Baratunde Thurston writes, “In that moment, the black pride I absorbed in my home was balanced by the embarrassment, rage, paranoia, and self-restraint that often accompany blackness in the outside world of America” (26). Born in Lagos, Nigeria, my family and I moved to the United States when I was barely a year old. We found a permanent resident in Newark, New Jersey, a city composed predominantly of African-Americans and Hispanics. As a child, I believe that my parents took it upon themselves to ensure that I was always aware of my culture. My mom, working as a seamstress at home, made sure that the family was well equipped with the formal agbada and other Nigerian attire. My parents would only speak Yoruba and most of my childhood was filled with delicious Nigerian dishes. The point of me telling you all this is this: I knew my culture. However, I did not know my race until a particularly incident occurred in pre-school. It’s funny because I still remember it like the back of head. One beautiful afternoon, while returning back to the school building after recess, one of my classmates stopped me and said, “Do you know that you’re black?” Stunned by the question, I couldn’t help but looked puzzle and say, “What are you talking?” I looked down at my hands, looked back up at him and said, “I’m brown.” As though I was speaking another language, he responded, “No, you’re black. I’m white” I was baffled by his conviction and couldn’t understand what he was talking about. I began to question whether or not I knew my colors. “Was black another way to describe brown?” This question left me confused or a whole 25minutes before I gave up thinking about it and carried on with my day. Today, I look at that moment and wonder what my mom would have said if I brought the incident up to her. “What did he mean I was black? It makes absolutely no sense.”
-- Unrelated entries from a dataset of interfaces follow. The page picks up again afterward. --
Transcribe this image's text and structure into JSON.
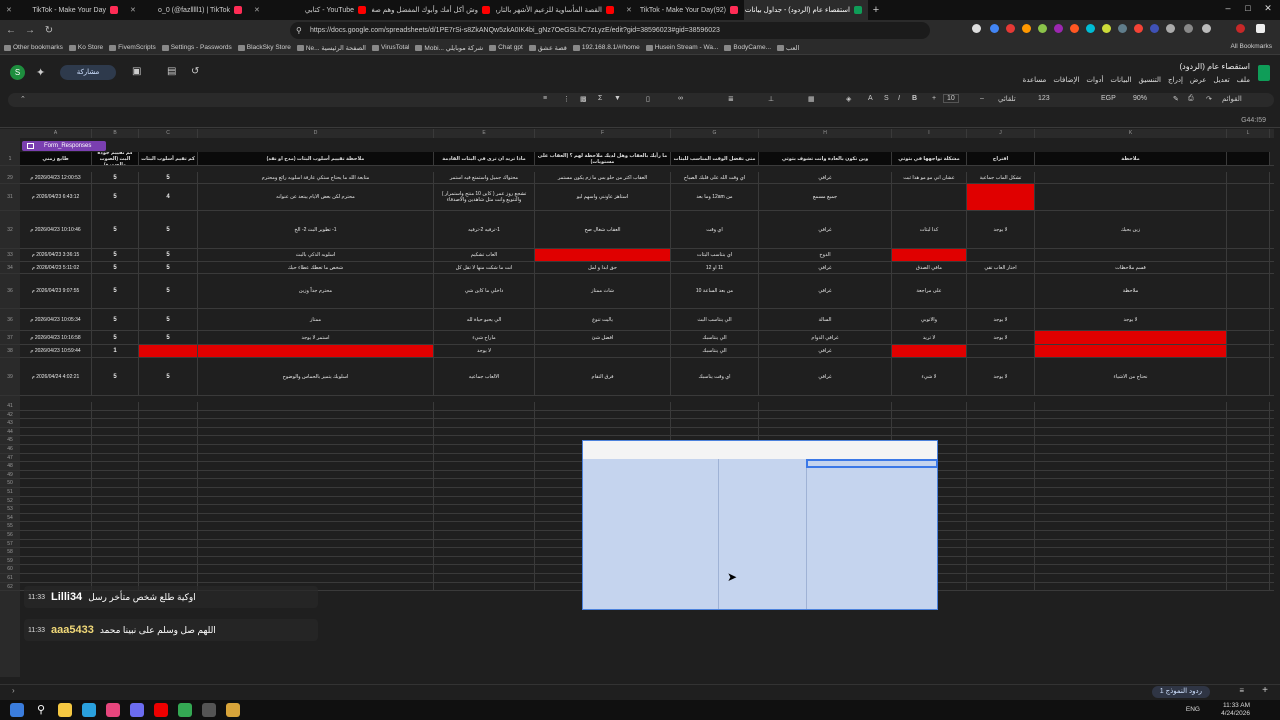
{
  "browser": {
    "tabs": [
      {
        "title": "TikTok - Make Your Day",
        "color": "#fe2c55"
      },
      {
        "title": "o_0 (@fazlllll1) | TikTok",
        "color": "#fe2c55"
      },
      {
        "title": "YouTube - كتابي",
        "color": "#ff0000"
      },
      {
        "title": "وش أكل أمك وأبوك المفضل وهم صغار",
        "color": "#ff0000"
      },
      {
        "title": "القصة المأساوية للزعيم الأشهر بالتاريخ",
        "color": "#ff0000"
      },
      {
        "title": "(92)TikTok - Make Your Day",
        "color": "#fe2c55"
      },
      {
        "title": "استقصاء عام (الردود) - جداول بيانات",
        "color": "#0f9d58",
        "active": true
      }
    ],
    "url": "https://docs.google.com/spreadsheets/d/1PE7rSi-s8ZkANQw5zkA0IK4bi_gNz7OeGSLhC7zLyzE/edit?gid=38596023#gid=38596023",
    "bookmarks": [
      "Other bookmarks",
      "Ko Store",
      "FivemScripts",
      "Settings - Passwords",
      "BlackSky Store",
      "Ne... الصفحة الرئيسية",
      "VirusTotal",
      "Mobi... شركة موبايلي",
      "Chat gpt",
      "قصة عشق",
      "192.168.8.1/#/home",
      "Husein Stream - Wa...",
      "BodyCame...",
      "العب"
    ],
    "all_bookmarks": "All Bookmarks"
  },
  "sheets": {
    "title": "استقصاء عام (الردود)",
    "share_label": "مشاركة",
    "avatar_letter": "S",
    "menus": [
      "ملف",
      "تعديل",
      "عرض",
      "إدراج",
      "التنسيق",
      "البيانات",
      "أدوات",
      "الإضافات",
      "مساعدة"
    ],
    "cell_ref": "G44:I59",
    "zoom": "90%",
    "font_size": "10",
    "default_font": "تلقائي",
    "currency": "EGP",
    "menus_label": "القوائم",
    "sheet_tab": "ردود النموذج 1",
    "table_badge": "Form_Responses"
  },
  "grid": {
    "columns": [
      "A",
      "B",
      "C",
      "D",
      "E",
      "F",
      "G",
      "H",
      "I",
      "J",
      "K",
      "L"
    ],
    "headers": [
      "طابع زمني",
      "كم تقييم جودة البث (الصوت والصورة)",
      "كم تقيم أسلوب البثات",
      "ملاحظة تقييم أسلوب البثات (مدح او نقد)",
      "ماذا تريد ان ترى في البثات القادمة",
      "ما رأيك بالعقاب وهل لديك ملاحظة لهم ؟ (العقاب على مستويات)",
      "متى تفضل الوقت المناسب للبثات",
      "وين تكون بالعادة وانت تشوف بثوثي",
      "مشكلة تواجهها في بثوثي",
      "اقتراح",
      "ملاحظة"
    ],
    "rows": [
      {
        "n": "29",
        "cells": [
          "12:00:53 2026/04/23 م",
          "5",
          "5",
          "متابعة الله ما يحتاج ستكي عارفة اسلوبه رائع ومحترم",
          "محتواك جميل واستمتع فيه استمر",
          "العقاب اكثر من حلو بس ما زم يكون مستمر",
          "اي وقت الله على قلبك الصباح",
          "غرافي",
          "عشان اني مو مو هذا ثبت",
          "تشكل الماب جماعية",
          ""
        ]
      },
      {
        "n": "31",
        "cells": [
          "6:43:12 2026/04/23 م",
          "5",
          "4",
          "محترم لكن بعض الايام يبتعد عن عنوانه",
          "تشجع روز عمر ( كاين 10 منتج واستمرار ) والتنويع وانت مثل شاهدين والاصدقاء",
          "استاهز عاونني واسهم ليو",
          "من 12am وما بعد",
          "جميع مسمع",
          "",
          "",
          ""
        ]
      },
      {
        "n": "32",
        "cells": [
          "10:10:46 2026/04/23 م",
          "5",
          "5",
          "1- تطوير البث 2- الخ",
          "1-ترفيه 2-ترفيه",
          "العقاب شغال صح",
          "اي وقت",
          "غرافي",
          "كذا لبثات",
          "لا يوجد",
          "زين بحبك"
        ]
      },
      {
        "n": "33",
        "cells": [
          "3:36:15 2026/04/23 م",
          "5",
          "5",
          "اسلوبه الذكي بالبث",
          "العاب تشكيم",
          "",
          "اي بنتاسب البثات",
          "الدوخ",
          "",
          "",
          ""
        ]
      },
      {
        "n": "34",
        "cells": [
          "5:11:02 2026/04/23 م",
          "5",
          "5",
          "شخص ما تعطك عطاء حبك",
          "انت ما شكت منها لا تقل كل",
          "حق ابدا و لمل",
          "11 او 12",
          "غرافي",
          "مافي الصدق",
          "اختار العاب تقي",
          "قسم ملاحظات"
        ]
      },
      {
        "n": "36",
        "cells": [
          "9:07:55 2026/04/23 م",
          "5",
          "5",
          "محترم جداً وزين",
          "داخلي ما كاين شي",
          "شاث ممتاز",
          "من بعد الساعة 10",
          "غرافي",
          "على مراجعة",
          "",
          "ملاحظة"
        ]
      },
      {
        "n": "36",
        "cells": [
          "10:05:34 2026/04/23 م",
          "5",
          "5",
          "ممتاز",
          "الي يحبو حياة لله",
          "ياليت تنوع",
          "الي ينتاسب البث",
          "السالة",
          "والاتوبي",
          "لا يوجد",
          "لا يوجد"
        ]
      },
      {
        "n": "37",
        "cells": [
          "10:16:58 2026/04/23 م",
          "5",
          "5",
          "استمر لا يوجد",
          "ماراح شيء",
          "افضل شئ",
          "الي ينتاسبك",
          "غرافي الدوام",
          "لا تريد",
          "لا يوجد",
          ""
        ]
      },
      {
        "n": "38",
        "cells": [
          "10:59:44 2026/04/23 م",
          "1",
          "",
          "",
          "لا يوجد",
          "",
          "الي ينتاسبك",
          "غرافي",
          "",
          "",
          ""
        ]
      },
      {
        "n": "39",
        "cells": [
          "4:02:21 2026/04/24 م",
          "5",
          "5",
          "اسلوبك يتميز بالحماس والوضوح",
          "الالعاب جماعيه",
          "فرق التقام",
          "اي وقت يناسبك",
          "غرافي",
          "لا شيء",
          "لا يوجد",
          "نحتاج من الاشياء"
        ]
      }
    ],
    "red_cells": [
      [
        1,
        9
      ],
      [
        3,
        5
      ],
      [
        3,
        8
      ],
      [
        7,
        10
      ],
      [
        8,
        2
      ],
      [
        8,
        3
      ],
      [
        8,
        8
      ],
      [
        8,
        10
      ]
    ],
    "empty_rows": [
      "41",
      "42",
      "43",
      "44",
      "45",
      "46",
      "47",
      "48",
      "49",
      "50",
      "51",
      "52",
      "53",
      "54",
      "55",
      "56",
      "57",
      "58",
      "59",
      "60",
      "61",
      "62"
    ]
  },
  "chat": [
    {
      "time": "11:33",
      "user": "Lilli34",
      "message": "اوكية طلع شخص متأخر رسل"
    },
    {
      "time": "11:33",
      "user": "aaa5433",
      "message": "اللهم صل وسلم على نبينا محمد"
    }
  ],
  "taskbar": {
    "lang": "ENG",
    "time": "11:33 AM",
    "date": "4/24/2026"
  }
}
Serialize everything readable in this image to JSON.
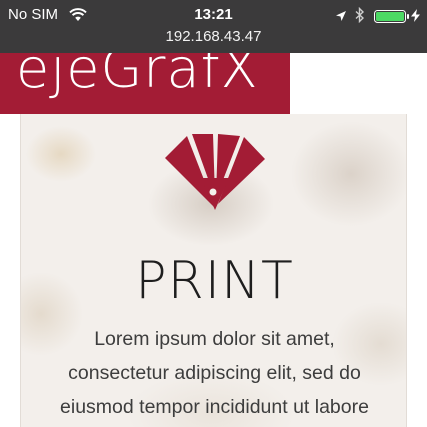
{
  "status_bar": {
    "carrier": "No SIM",
    "time": "13:21",
    "url": "192.168.43.47",
    "icons": [
      "wifi-icon",
      "location-arrow-icon",
      "bluetooth-icon",
      "battery-icon",
      "charging-bolt-icon"
    ],
    "battery_color": "#4cd964"
  },
  "brand": {
    "logo_text": "ejeGrafX",
    "color": "#a31c35"
  },
  "hero": {
    "icon": "swatch-fan-icon",
    "title": "PRINT",
    "body_lines": [
      "Lorem ipsum dolor sit amet,",
      "consectetur adipiscing elit, sed do",
      "eiusmod tempor incididunt ut labore"
    ]
  }
}
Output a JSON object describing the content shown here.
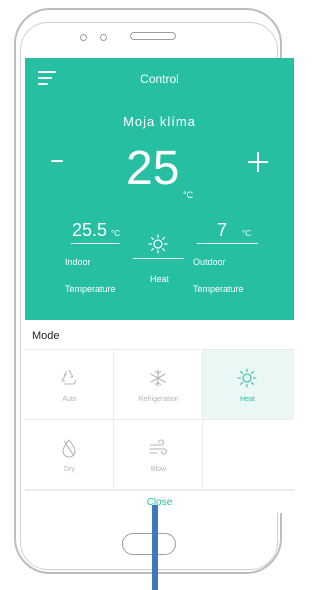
{
  "header": {
    "title": "Control"
  },
  "device": {
    "name": "Moja klíma"
  },
  "setpoint": {
    "value": "25",
    "unit": "°C",
    "minus_label": "-",
    "plus_label": "+"
  },
  "indoor": {
    "value": "25.5",
    "unit": "°C",
    "label_line1": "Indoor",
    "label_line2": "Temperature"
  },
  "current_mode": {
    "label": "Heat",
    "icon": "sun-icon"
  },
  "outdoor": {
    "value": "7",
    "unit": "°C",
    "label_line1": "Outdoor",
    "label_line2": "Temperature"
  },
  "mode_section": {
    "title": "Mode",
    "options": [
      {
        "label": "Auto",
        "icon": "recycle-icon",
        "selected": false
      },
      {
        "label": "Refrigeration",
        "icon": "snowflake-icon",
        "selected": false
      },
      {
        "label": "Heat",
        "icon": "sun-icon",
        "selected": true
      },
      {
        "label": "Dry",
        "icon": "drop-icon",
        "selected": false
      },
      {
        "label": "Blow",
        "icon": "wind-icon",
        "selected": false
      }
    ]
  },
  "footer": {
    "close_label": "Close"
  },
  "colors": {
    "accent": "#26bfa2",
    "selected_bg": "#e9f7f5",
    "muted": "#b5b5b5"
  }
}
Although the title of this blog is “When I First Realized I was Black”, I can tell you that on that day I did not realize that I was black. However, I did realize that stark categories for defining people existed. At that moment, I was aware that I was the other: that I was (in some way) fundamentally different from the person I was talking to. However, I did not realize the type of social implications such differences would mean in my life. I look back at that day not as the day I found out that I was black but as the moment I knew what being black meant: an irrevocable label that determines how others see and treat you. I actually wish I could go back to that day and tell my classmate: “so what?” I think that would’ve made for a much more interesting conversation, even if were just preschoolers.